Not only did the average exam score rebound after moving back to pre-class readings, last year it hit its highest level ever. Even the weaker students benefited from pre-reading, and 33 percent of the class in 2018 scored 80/100 or higher on the final exam.

To be able to compare the final exam grades from different years I wanted to make sure the difficulty level of the exam had not changed significantly over the years. To determine this, the 2017 final exam was based on the 2012 final exam, where 95 percent of the questions were slightly modified or identical. The final exam average for 2012 and 2017 was 57 percent and 62 percent respectively. The 2017 class had both the online textbook and comprehensive course notes, the 2012 class did not.

I repeated this in 2018, where 70 percent of the questions were slightly modified or identical to the 2014 exam. The exam averages were 66 percent and 63 percent respectively. Both classes had the textbook and comprehensive course notes. Could the ongoing enrichment of the textbook, with additional homework questions, and even questions where students can draw molecules, be the reason for the better exam grades in 2018? There is no way of confirming this, but it will be interesting to see the grade distribution for the 2019 class.

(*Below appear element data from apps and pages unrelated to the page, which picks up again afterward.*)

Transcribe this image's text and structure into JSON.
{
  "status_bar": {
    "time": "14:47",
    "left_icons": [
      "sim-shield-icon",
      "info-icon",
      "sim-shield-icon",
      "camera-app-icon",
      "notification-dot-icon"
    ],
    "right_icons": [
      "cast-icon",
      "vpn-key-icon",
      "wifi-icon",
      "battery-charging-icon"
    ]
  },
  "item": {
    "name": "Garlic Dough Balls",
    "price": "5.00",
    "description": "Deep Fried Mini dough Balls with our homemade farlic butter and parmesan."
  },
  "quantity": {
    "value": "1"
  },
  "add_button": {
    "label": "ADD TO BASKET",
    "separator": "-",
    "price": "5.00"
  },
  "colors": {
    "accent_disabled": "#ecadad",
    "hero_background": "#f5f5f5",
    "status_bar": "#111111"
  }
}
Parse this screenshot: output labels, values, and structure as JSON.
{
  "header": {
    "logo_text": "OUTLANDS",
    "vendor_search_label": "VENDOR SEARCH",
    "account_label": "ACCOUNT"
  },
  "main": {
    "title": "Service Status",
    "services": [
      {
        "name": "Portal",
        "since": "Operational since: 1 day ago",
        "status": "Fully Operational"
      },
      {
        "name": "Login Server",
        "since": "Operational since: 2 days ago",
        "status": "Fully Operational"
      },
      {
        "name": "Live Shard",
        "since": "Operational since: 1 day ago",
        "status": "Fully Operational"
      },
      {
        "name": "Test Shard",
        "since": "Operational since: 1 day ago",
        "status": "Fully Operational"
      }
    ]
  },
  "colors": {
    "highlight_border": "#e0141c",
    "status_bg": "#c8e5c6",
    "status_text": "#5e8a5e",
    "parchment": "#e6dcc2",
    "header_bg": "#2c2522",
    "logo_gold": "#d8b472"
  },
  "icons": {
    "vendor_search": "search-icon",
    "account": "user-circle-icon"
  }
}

The following density plot displays the effect of pre-reading on grade distribution. For students who participated in reading the material in the textbook before seeing it in the classroom, their distribution of grades were shifted to better grades than those who did not read the textbook. For students who read the textbook soon after the material was taught in class, their distribution of grades was also shifted to better grades, although not as significantly as pre-reading. Because we can follow textbook participation, we can determine the distribution of grades for students who only partially participated in pre- and post reading. Their grades were not shifted to better grades with respect to students from 2004 to 2013. The no pre- and post reading plots are students who did not buy the textbook but had the comprehensive course notes.

Chem 266 Final Exam Grade Distribution by Student Resources used

Number of students in each group

No online
text/comp notes
No post reading
No pre-reading
post reading
Post reading
5722 372 333 273 255 745 1481

The change in grade distribution suggests that the online textbook provides an incentive through participation grades to motivate students to read the textbook before coming to class and leads to better grades. It is my belief that professors who are using online course materials and texts are likely to see similar improvements in their students’ outcomes, if they incorporate extra credit pre-reading assignments into future course design decisions.

I gave a presentation at the Digital Pedagogy Institute conference at the University of Waterloo of my findings. My presentation, containing full regression analysis and more detailed graphs, can be found below.

Using an Online Interactive Textbook to Improve Student Outcomes